Wall Calf Stretch
Regularly stretching the calf muscle and the Achilles tendon will increase muscle and tendon flexibility, and decrease the chance of hyper extension. The wall calf stretch is a standard calf stretch used by athletes that may benefit those with Achilles tendonitis. To begin, face a wall or another other sturdy, flat surface. Stand so that there are three to four feet between your feet and the wall. Lean forward and place both palms on the wall. Next, step forward with one leg so that the foot is 6 inches or so from the wall, but keep the other leg back with the foot pointing toward the wall. This step will cause the back leg to bend at the ankle, forcing the calf and Achilles tendon to stretch. Bend the knee of the back leg slightly to increase the depth of the stretch and switch the focus of the stretch from the calf muscle to the Achilles tendon. Hold for 15 seconds, then return to your original position and switch feet. It is a good idea to stretch both tendons, even if you only have tendonitis in one of them--this will help prevent tendonitis in your healthy tendon.

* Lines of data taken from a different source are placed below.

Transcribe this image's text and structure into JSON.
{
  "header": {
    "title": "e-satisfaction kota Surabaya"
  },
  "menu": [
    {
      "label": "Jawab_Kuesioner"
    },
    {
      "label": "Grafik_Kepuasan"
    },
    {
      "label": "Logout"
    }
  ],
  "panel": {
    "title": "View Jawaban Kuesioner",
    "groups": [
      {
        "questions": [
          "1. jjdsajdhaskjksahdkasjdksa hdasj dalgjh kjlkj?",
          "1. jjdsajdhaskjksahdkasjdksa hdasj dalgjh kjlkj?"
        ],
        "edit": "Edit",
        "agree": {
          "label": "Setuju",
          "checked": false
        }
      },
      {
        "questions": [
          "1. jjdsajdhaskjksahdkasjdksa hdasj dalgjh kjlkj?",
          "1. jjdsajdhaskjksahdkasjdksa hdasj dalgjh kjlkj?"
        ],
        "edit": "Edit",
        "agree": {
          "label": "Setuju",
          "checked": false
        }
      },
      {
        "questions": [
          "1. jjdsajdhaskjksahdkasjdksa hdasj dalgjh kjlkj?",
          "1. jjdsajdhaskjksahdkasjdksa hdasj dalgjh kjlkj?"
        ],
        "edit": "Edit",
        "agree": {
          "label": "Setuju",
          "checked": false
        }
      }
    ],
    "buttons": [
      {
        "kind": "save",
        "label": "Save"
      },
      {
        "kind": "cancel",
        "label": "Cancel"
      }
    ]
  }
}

The calf raise is an exercise aimed at strengthening the large calf muscle, which will also strengthen the Achilles tendon and provide support to your calf and ankle. To begin, stand on a hard, flat surface, with your feet a comfortable distance apart. Next, simply raise yourself up onto the balls of your feet, using the strength of your calf muscles to lift the heel from the floor. Don't try to stand up too high on the balls of your feet, or go up on your toes, as this may strain your feet. To end the exercise, gently lower your heels back down to the floor. It may take 50 or more calf raises before you feel the muscles begin to fatigue. If you find that this exercise is too easy, try adding resistance by holding dumbbells in your hands. You can also stand on one foot for a much more difficult work out.
While the wall calf stretch can increase flexibility in your Achilles tendon, a wall or sturdy surface is not always available when you work out. Another way to stretch the Achilles is to use a towel or another flexible object. Sit down and extend the leg you want to stretch straight out in front of you. Extend your other leg, or keep it bent. Take your towel and loop it around the ball of your foot, grabbing both ends of the towel with one of your hands. Pull back on the towel gently, causing your ankle joint to bend. Hold the towel at a constant level of moderate tension resistance for 15 seconds to get a deep stretch in your Achilles tendon, then switch legs.